Broadband speeds should be available by premises address

Broadband providers should allow customers to compare the estimated broadband speed they can receive direct to their home rather than to their postcode, the Local Government Association (LGA) has said.

The LGA believes that Ofcom should have the power to request address level data from providers in order to monitor the accuracy of speed predictions and for third parties to have access to live data on household speeds to present accurate comparisons to consumers.

At present, there is no one place that consumers can compare side by side estimates of the broadband speeds that providers could supply to their home, receiving only postcode estimates.

The LGA has recently campaigned for greater transparency for broadband users by calling for a change to the rules which allow providers to promote ‘up to’ download speeds if they can demonstrate that just 10 per cent of their customers can achieve them.

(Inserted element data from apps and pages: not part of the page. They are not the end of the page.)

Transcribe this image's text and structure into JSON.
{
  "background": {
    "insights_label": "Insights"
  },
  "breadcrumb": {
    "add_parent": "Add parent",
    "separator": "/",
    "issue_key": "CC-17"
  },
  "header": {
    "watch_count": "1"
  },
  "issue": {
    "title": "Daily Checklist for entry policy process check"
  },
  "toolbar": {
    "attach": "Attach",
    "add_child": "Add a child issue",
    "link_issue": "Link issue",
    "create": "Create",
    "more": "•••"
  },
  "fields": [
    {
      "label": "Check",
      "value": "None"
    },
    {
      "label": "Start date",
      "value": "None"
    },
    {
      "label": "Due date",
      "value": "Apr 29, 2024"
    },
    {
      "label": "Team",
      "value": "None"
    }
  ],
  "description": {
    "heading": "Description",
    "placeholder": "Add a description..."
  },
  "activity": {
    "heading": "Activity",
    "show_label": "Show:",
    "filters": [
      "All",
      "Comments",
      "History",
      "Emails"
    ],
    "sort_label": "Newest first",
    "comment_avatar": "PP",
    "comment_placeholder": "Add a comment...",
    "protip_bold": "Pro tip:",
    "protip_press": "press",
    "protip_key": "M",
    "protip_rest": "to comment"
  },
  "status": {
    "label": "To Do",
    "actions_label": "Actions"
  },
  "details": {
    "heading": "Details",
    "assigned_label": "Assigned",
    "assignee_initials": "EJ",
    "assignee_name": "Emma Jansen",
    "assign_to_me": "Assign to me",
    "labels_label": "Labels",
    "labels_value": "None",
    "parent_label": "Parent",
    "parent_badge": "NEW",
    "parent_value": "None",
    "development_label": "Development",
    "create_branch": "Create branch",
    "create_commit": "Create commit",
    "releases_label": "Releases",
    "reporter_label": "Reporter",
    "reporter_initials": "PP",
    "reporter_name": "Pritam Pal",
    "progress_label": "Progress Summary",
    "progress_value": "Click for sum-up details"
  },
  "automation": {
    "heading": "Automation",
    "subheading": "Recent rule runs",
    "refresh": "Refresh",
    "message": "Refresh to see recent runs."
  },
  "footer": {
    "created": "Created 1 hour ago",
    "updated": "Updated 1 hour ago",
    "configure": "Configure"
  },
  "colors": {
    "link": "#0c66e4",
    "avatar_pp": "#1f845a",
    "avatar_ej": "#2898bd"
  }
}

As part of the Bill, the Government will also give everybody the legal right to request a broadband connection capable of delivering a minimum download speed of 10Mbps by 2020.

As part of the Digital Economy Bill, due to have its second reading in Parliament on 13 September, the government will also give everybody the legal right to request a broadband connection capable of delivering a minimum download speed of 10Mbps by 2020.

Cllr Mark Hawthorne, chairman of the LGA's People and Places Board, said: "Good digital connectivity is a vital element of everyday life for residents. As central and local government services increasingly become ‘digital by default', more people will need to have faster and more reliable speeds.

"The quality of digital connectivity can be markedly different from area to area with some households being able to access superfast broadband speeds whilst others can only achieve substantially less. We support the government's aims to allow Ofcom to demand providers open up their premises-level data on broadband so that residents can more easily compare who will provide the best service to their home - not just their postcode, which can often be inaccurate."